In April 2012, the Philippine Navy made a provocative arrest of Chinese fishermen working in the Huangyan Island waters in what was later known as the Huangyan Island Incident. Arguably this became the "last straw on the camel's back" in the fragile stability in the South China Sea, and it tested the bottom line of China's policy and patience.

On April 10, 2012, Philippine warships launched a surprise raid on twelve Chinese fishing vessels working in the lagoon, disturbing and harassing their operations, and even forcibly boarding one vessel and arresting the fishermen. Almost instantly, images of the arrested Chinese fishermen being stripped to the waist and exposed to the scorching sun on the deck made headlines on print and digital media in China, triggering off an outcry among the Chinese general public. China was thus forced to take countermeasures, making urgent diplomatic representations to the Philippines, and sending marine surveillance ships and fishing administrative ships to the waters around Huangyan Island. Both sides engaged in a tense standoff till June 3, when all the Philippine ships had left the lagoon at the island. To prevent further moves by the Philippines, China sent marine surveillance ship for long-term deployment in the waters surrounding Huangyan Island, putting the Island under its control.

As if the Huangyan Island Incident was not bad enough for tensions, Vietnam adopted its domestic Maritime Law on June 21, in an attempt to legalize its territorial claims in the South China Sea. [xiv] On the day of its adoption, China's then Vice Minister of Foreign Affairs Zhang Zhijun summoned the Vietnamese Ambassador in China Nguyen Van Tho to protest against this move. On the same day, China announced its long-planned establishment of Sansha, a prefecture-level city, on Yongxing Island (Woody Island) in the Xisha Islands. Its jurisdiction covers the Xisha, Zhongsha and Nansha Islands and surrounding waters.

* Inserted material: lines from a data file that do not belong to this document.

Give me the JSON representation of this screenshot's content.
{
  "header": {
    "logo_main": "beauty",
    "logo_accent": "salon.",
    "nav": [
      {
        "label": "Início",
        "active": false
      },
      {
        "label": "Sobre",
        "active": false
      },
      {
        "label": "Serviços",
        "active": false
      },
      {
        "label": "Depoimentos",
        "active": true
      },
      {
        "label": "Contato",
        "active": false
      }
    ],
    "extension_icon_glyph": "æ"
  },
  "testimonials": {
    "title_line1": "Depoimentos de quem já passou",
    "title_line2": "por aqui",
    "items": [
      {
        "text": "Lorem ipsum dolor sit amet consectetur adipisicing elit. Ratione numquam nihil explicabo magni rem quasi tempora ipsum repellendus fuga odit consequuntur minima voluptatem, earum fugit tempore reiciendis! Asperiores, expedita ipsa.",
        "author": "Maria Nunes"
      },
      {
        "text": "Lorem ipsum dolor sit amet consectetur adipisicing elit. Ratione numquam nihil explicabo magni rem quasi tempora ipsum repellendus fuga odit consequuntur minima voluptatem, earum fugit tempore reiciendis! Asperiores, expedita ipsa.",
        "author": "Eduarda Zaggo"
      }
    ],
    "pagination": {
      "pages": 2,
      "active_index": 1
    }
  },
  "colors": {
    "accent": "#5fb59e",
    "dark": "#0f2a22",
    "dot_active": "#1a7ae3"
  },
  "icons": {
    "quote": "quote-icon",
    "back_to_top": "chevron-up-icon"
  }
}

Relevant administrative, jurisdictional and military arrangements were made in the following months.

On January 22, 2013, the Philippines initiated an arbitral proceedings against China at the International Tribunal for the Law of the Sea. Shortly after this announcement, China's Foreign Ministry made multiple official responses: "The Philippines and the Arbitral Tribunal have abused relevant procedures and forced ahead with the arbitration, disregarding the fact that the subject matter of the arbitration involves territorial sovereignty and maritime delimitation and related matters, deliberately evading the declaration on optional exceptions made by China in 2006 under Article 298 of the UN Convention on the Law of the Sea", stating "China does not accept the arbitration initiated by the Philippines" and therefore "will not participate in the proceedings".

Obviously, China disagrees with the Philippines which applied for arbitration on account that its consultations and negotiations with China reached an impasse. The fact is that ever since the Huangyan Incident, the Philippines refused to have any serious dialogue with China, let alone negotiations, nor did they consult the other DOC parties. As far as arbitration is concerned, China already made a declaration on optional exceptions in 2006 under Article 298 of the UN Convention on the Law of the Sea. Since the Arbitration Court jurisdiction concerns sovereignty, historic rights and entitlement, China is exempt from the arbitration. There is no provision in the convention to enforce an adverse award on China.